And this is not essentially any different from a principal amount of invested money producing a stream of payments which are made up in part a repayment of the principal and in part an extra amount of interest. The rate at which interest is earned is tool value - tool cost / tool lifetime. Or, given tool a, it is (Va - Ca)/La.
Or to put it another way, if someone were to borrow money to buy a horse, he will be expected to repay the loan with interest over the lifetime of the horse. And he will make these repayment out of the profit he makes from the use of the horse as a labour-saving tool.
If someone wishes to buy a horse which costs 10 axes or 30 days of labour, and he only has 5 axes in his purse, he might borrow the extra 5 axes he needs to make up the purchase price of the horse, with a promise to repay the loan with interest over the lifetime of the horse. In real terms of the price of the horse is 30 days of labour, and if its value is 100 days of labour, and it lives for 700 days, then the gain in value from the horse will be Vh - Ch or 100 - 30 or 70 days, and this will be expressed as a flow of interest at the rate of (Vh - Ch)/Lh or 70/700 or 0.1 days/day or 10%. And this figure will represent the maximum interest rate he will be prepared to pay to borrow money to buy a horse.
Where a commodity such as gold is used as money, and large amounts of it are held, and there is a danger that it might be stolen or mislaid, its possessors may prefer to trust it to the safekeeping of a secure bank vault rather than keep it themselves. For this service, a bank would levy a small charge on such depositors. And in return it would issue the owners of the gold with a certificate of ownership. And these certificates of ownership of goal would very often come to be used in place of gold, if the bank was secure and trustworthy.
But since this gold might remain deposited at the bank for quite a long period of time, it would cease to circulate in the economy. It would just sit in the vault unused. However, if the bank were to make short term loans of some of this gold to individuals who could be relied upon to repay these loans, the owner of the gold might subsequently collect his gold without knowing that, in the meantime, it had been borrowed and returned by several other people. And the bank would not only earn money from holding gold securely in its vault, but from lending out that money at interest.
And rather than lend out the physical gold in its vaults, the bank could equally well simply issue borrowers with their own certificates of ownership, which could be used to buy and sell whatever they wanted, so long as they were repaid or returned to the bank with interest paid on the loan.
At the outset, such banks would most likely charge both their depositors quite high prices for safekeeping their gold, and also charge borrower high interest rates for loans of this gold. But this would attract other people to set up their own competing banks, offering lower deposit costs and lower interest rates. And in the end, an equilibrium might offer to pay interest to depositors as well as charging interest to borrowers, always ensuring that the former interest rate was lower than the latter.
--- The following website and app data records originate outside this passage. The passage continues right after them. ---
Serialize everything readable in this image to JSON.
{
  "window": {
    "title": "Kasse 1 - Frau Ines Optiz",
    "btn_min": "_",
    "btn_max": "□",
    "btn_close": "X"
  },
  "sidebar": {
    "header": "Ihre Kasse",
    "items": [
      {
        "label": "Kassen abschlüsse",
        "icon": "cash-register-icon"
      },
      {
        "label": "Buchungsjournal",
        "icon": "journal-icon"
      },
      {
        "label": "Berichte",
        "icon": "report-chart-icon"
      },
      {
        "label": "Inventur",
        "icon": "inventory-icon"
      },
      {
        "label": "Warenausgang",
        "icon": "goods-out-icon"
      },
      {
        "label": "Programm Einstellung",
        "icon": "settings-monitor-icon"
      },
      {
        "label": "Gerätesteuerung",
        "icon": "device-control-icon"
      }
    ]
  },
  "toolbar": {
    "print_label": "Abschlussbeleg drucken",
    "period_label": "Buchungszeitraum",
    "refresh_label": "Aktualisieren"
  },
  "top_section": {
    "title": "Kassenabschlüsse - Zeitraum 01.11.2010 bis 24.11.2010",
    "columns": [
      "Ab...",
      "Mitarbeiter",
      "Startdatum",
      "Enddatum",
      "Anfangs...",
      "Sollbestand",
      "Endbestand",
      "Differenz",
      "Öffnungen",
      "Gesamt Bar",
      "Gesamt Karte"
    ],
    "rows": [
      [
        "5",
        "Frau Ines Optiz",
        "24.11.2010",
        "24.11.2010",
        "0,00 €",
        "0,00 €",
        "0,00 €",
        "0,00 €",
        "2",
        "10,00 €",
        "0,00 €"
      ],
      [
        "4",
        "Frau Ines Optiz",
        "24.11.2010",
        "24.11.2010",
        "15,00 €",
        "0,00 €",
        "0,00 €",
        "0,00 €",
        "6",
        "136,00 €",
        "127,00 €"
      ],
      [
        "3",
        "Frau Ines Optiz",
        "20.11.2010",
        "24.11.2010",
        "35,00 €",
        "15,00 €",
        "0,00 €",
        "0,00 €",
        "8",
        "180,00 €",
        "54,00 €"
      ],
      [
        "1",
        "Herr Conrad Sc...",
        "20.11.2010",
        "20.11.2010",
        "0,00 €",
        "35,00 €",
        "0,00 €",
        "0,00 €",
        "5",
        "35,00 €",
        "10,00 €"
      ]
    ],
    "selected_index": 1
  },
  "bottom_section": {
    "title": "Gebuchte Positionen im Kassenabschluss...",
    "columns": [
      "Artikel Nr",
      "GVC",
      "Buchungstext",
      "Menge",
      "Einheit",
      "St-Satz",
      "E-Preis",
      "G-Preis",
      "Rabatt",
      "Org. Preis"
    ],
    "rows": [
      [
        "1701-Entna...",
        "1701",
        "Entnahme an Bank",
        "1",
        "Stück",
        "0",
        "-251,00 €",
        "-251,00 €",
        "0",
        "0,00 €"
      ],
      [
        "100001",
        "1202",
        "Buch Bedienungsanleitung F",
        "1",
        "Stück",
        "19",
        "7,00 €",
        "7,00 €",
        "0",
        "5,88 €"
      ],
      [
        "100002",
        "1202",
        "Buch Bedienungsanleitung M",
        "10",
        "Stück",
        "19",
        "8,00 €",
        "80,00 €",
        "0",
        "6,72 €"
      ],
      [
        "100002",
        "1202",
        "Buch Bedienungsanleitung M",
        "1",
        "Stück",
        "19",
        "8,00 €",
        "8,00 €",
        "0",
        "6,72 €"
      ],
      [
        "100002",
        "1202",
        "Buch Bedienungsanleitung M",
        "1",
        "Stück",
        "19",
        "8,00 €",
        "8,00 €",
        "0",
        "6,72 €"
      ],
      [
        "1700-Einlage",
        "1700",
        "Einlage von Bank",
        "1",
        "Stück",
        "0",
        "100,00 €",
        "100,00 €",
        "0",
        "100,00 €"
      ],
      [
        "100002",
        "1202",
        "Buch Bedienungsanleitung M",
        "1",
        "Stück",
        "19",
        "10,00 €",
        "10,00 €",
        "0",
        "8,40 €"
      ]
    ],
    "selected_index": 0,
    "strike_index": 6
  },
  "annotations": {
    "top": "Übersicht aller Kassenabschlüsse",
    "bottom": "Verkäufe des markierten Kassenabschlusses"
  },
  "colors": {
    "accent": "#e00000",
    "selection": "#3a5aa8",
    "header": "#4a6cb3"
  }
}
The result would be a fractional reserve banking system which relied on everybody who held certificates or banknotes not all coming at once to claim the gold to which they had title. And the efect of this banking system would be to increase the amount of money in theconomy
Author: Chris Davis
First created: September 2008